EXERCISE GOAL: Print the listing below word for word, but drop any pictures it contains.
MATERIAL SHOWN Block Start
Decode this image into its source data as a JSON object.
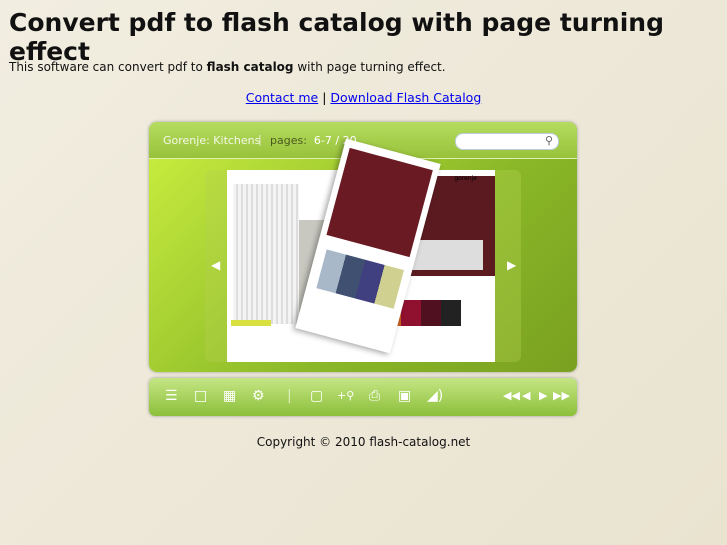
{
  "title": "Convert pdf to flash catalog with page turning effect",
  "intro": {
    "before": "This software can convert pdf to ",
    "bold": "flash catalog",
    "after": " with page turning effect."
  },
  "links": {
    "contact": "Contact me",
    "sep": "|",
    "download": "Download Flash Catalog"
  },
  "viewer": {
    "book_title": "Gorenje: Kitchens",
    "sep": "|",
    "pages_label": "pages:",
    "pages_value": "6-7 / 20",
    "brand": "gorenje"
  },
  "toolbar": {
    "icons": [
      "table-of-contents-icon",
      "bookmark-icon",
      "thumbnails-icon",
      "share-icon",
      "fullscreen-icon",
      "zoom-in-icon",
      "print-icon",
      "save-icon",
      "sound-icon",
      "first-page-icon",
      "previous-page-icon",
      "next-page-icon",
      "last-page-icon"
    ]
  },
  "copyright": "Copyright © 2010 flash-catalog.net",
  "colors": {
    "accent": "#98c23a",
    "link": "#0000ee"
  }
}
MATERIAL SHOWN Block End
EXERCISE ANSWER:
Decode this image into its source data as a JSON object.
{
  "title": "Convert pdf to flash catalog with page turning effect",
  "intro": {
    "before": "This software can convert pdf to ",
    "bold": "flash catalog",
    "after": " with page turning effect."
  },
  "links": {
    "contact": "Contact me",
    "sep": "|",
    "download": "Download Flash Catalog"
  },
  "viewer": {
    "book_title": "Gorenje: Kitchens",
    "sep": "|",
    "pages_label": "pages:",
    "pages_value": "6-7 / 20",
    "brand": "gorenje"
  },
  "toolbar": {
    "icons": [
      "table-of-contents-icon",
      "bookmark-icon",
      "thumbnails-icon",
      "share-icon",
      "fullscreen-icon",
      "zoom-in-icon",
      "print-icon",
      "save-icon",
      "sound-icon",
      "first-page-icon",
      "previous-page-icon",
      "next-page-icon",
      "last-page-icon"
    ]
  },
  "copyright": "Copyright © 2010 flash-catalog.net",
  "colors": {
    "accent": "#98c23a",
    "link": "#0000ee"
  }
}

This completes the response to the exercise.